About this task:
Would you copy all lines in the data that contain the word "will"?

···

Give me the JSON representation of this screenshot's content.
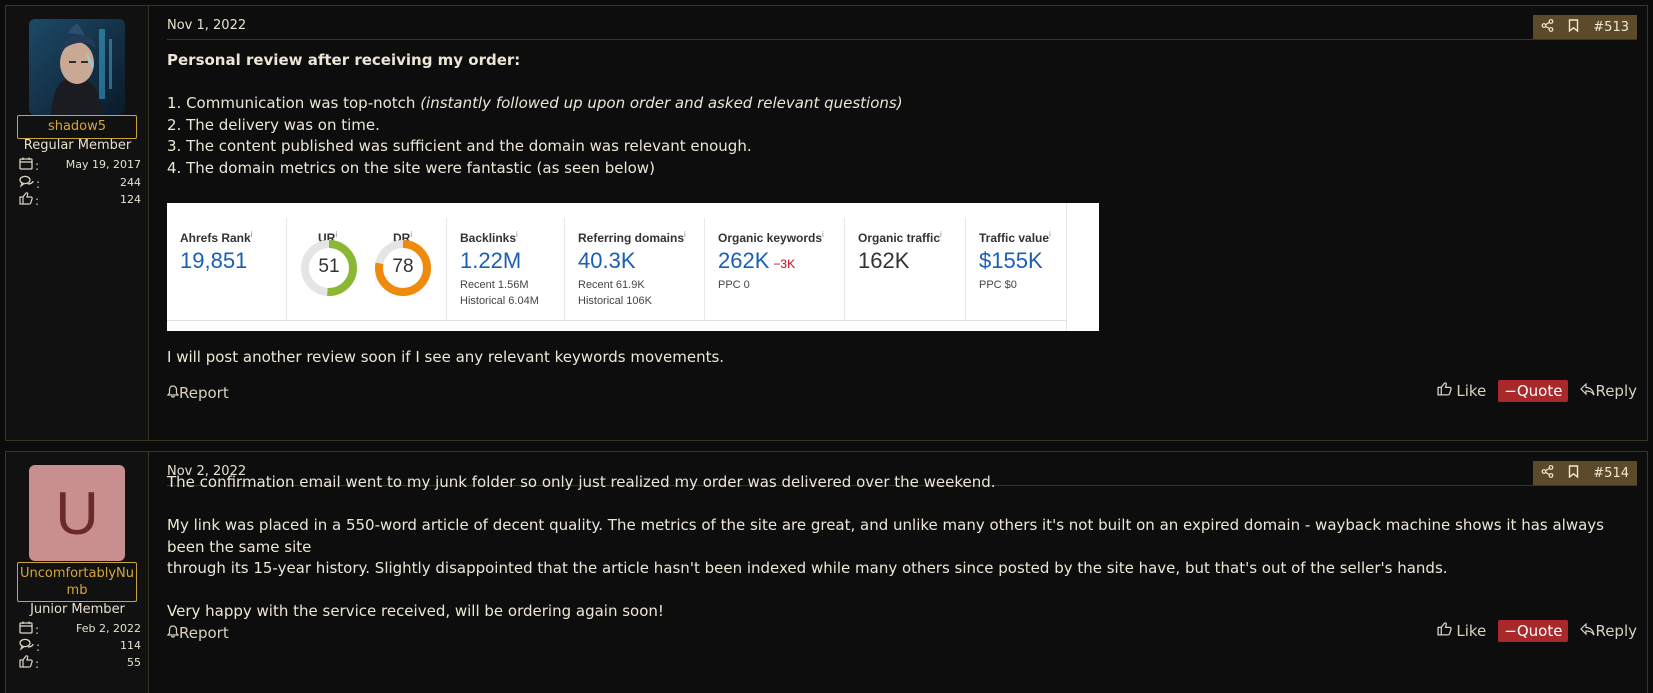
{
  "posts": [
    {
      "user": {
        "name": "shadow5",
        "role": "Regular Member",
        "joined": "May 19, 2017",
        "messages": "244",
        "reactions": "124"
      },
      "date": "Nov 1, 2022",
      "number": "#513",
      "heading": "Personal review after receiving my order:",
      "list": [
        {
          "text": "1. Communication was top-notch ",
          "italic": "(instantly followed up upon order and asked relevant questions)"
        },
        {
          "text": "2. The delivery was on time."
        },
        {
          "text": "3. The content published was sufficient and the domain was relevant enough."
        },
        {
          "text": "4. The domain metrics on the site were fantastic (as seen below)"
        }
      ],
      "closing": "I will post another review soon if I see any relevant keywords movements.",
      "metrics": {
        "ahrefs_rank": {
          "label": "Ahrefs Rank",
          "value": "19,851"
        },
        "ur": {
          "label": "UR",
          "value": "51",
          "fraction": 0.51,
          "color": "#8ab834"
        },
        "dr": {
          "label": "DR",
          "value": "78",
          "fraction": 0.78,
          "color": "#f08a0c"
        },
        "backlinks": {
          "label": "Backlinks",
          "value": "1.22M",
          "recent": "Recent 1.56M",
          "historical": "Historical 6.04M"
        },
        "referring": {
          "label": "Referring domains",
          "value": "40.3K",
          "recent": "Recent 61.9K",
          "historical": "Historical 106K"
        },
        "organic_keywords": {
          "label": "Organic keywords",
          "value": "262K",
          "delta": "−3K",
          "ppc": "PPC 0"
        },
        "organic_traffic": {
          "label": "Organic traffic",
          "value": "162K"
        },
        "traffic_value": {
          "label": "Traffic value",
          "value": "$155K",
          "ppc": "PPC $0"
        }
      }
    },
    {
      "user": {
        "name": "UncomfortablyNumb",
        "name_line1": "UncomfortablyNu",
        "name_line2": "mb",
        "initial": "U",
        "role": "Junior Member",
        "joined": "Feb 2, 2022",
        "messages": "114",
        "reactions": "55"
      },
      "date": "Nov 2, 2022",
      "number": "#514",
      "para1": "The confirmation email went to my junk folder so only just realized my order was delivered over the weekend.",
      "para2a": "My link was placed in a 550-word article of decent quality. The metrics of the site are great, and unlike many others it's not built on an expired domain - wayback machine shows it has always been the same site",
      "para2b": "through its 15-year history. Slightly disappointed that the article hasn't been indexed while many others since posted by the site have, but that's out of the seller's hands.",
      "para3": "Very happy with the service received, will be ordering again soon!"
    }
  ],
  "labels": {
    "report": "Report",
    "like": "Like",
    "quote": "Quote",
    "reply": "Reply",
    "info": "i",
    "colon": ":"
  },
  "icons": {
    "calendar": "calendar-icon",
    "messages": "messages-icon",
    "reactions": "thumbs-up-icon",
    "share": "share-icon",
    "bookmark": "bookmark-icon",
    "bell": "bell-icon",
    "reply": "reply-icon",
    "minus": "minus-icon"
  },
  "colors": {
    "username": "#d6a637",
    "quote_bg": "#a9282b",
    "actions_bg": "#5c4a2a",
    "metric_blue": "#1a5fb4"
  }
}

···

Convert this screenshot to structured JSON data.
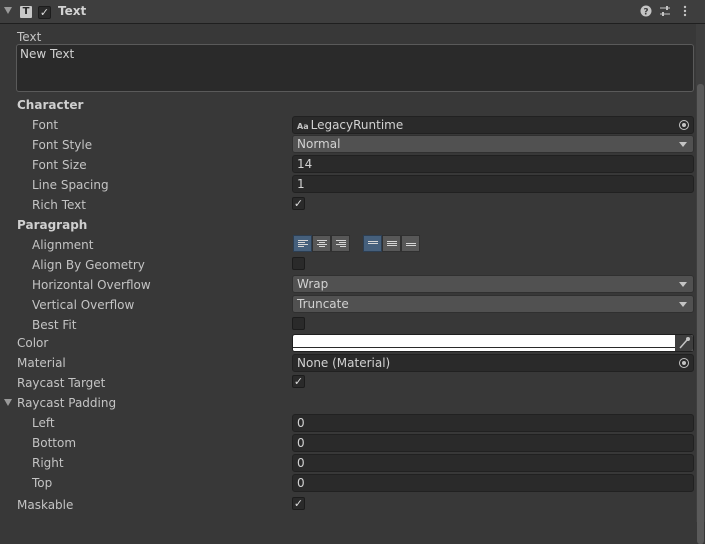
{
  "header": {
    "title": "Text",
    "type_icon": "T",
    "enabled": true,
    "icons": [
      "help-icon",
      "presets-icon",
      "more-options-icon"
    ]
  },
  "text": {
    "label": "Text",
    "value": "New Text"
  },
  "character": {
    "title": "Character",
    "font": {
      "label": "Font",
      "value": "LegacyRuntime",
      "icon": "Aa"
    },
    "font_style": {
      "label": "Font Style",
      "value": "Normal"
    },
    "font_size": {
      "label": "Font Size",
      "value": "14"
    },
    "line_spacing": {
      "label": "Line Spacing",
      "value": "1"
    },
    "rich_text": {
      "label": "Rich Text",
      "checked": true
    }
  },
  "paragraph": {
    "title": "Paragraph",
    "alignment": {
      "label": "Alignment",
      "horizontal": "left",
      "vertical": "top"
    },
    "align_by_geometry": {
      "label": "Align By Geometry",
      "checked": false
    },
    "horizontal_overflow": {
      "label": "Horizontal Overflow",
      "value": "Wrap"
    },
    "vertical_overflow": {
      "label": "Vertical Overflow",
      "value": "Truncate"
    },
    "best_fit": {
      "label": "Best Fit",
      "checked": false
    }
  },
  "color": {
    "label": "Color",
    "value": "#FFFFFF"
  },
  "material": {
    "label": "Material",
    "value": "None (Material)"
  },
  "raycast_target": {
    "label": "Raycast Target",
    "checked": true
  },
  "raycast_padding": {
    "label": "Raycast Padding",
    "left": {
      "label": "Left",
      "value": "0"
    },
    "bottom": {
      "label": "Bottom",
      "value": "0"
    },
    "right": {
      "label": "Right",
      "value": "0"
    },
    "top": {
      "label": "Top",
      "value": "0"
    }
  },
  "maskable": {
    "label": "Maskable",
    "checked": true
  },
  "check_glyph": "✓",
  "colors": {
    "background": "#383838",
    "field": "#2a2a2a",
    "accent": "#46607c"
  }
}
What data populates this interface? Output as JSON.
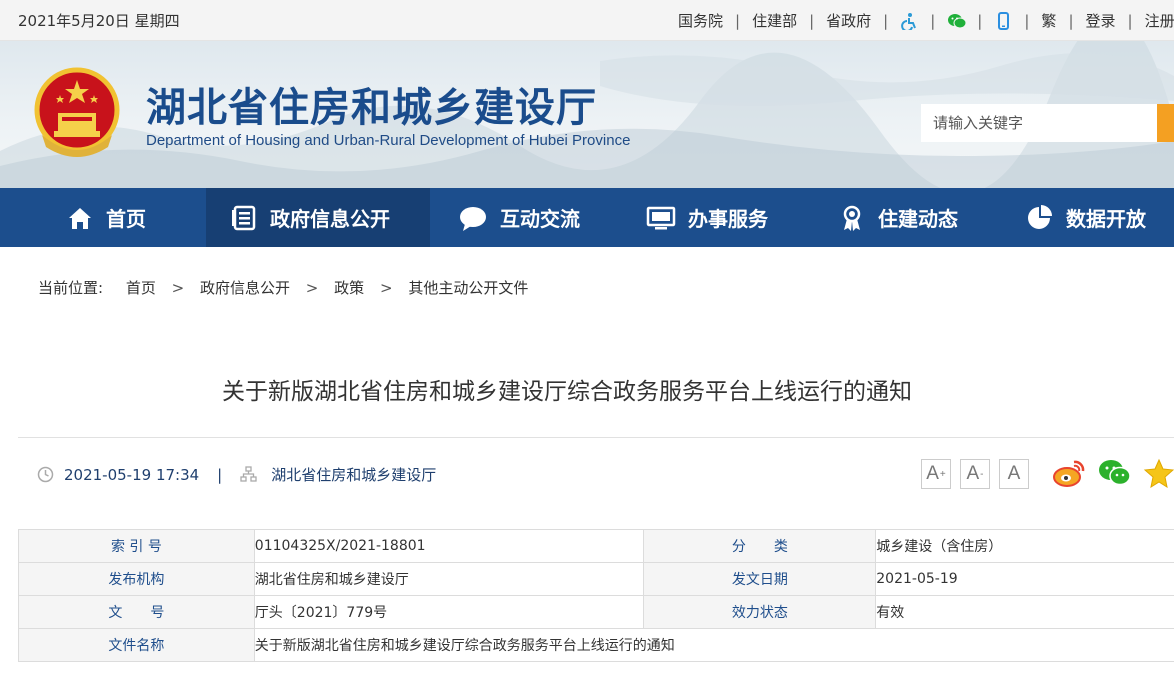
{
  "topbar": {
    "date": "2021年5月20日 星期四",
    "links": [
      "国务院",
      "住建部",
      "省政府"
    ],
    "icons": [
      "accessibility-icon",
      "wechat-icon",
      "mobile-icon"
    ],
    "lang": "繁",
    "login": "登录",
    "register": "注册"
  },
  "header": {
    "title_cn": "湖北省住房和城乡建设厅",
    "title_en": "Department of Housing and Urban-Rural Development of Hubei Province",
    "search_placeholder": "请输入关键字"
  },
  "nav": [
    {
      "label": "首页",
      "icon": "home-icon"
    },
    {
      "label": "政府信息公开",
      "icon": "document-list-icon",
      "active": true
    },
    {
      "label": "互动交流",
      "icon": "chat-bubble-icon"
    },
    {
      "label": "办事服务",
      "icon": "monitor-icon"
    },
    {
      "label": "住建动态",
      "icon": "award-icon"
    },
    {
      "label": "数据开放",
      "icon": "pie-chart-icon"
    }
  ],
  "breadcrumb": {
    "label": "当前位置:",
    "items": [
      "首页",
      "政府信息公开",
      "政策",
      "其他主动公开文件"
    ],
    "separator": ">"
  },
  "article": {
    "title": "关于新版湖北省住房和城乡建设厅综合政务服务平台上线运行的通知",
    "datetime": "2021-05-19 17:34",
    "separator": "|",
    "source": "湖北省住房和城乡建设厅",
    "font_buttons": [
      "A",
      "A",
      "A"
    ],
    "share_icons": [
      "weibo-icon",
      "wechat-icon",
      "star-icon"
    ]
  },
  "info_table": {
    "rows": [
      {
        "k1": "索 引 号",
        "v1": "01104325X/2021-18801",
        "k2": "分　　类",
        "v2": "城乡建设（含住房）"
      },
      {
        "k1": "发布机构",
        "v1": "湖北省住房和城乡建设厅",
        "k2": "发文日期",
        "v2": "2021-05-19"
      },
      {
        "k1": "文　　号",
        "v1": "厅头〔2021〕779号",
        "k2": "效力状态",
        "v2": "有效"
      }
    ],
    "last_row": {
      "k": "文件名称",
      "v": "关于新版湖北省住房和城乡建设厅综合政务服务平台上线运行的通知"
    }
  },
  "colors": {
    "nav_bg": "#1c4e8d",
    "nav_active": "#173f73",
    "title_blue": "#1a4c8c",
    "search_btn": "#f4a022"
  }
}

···

Reply:
      "closing": "I will post another review soon if I see any relevant keywords movements.",
      "para3": "Very happy with the service received, will be ordering again soon!"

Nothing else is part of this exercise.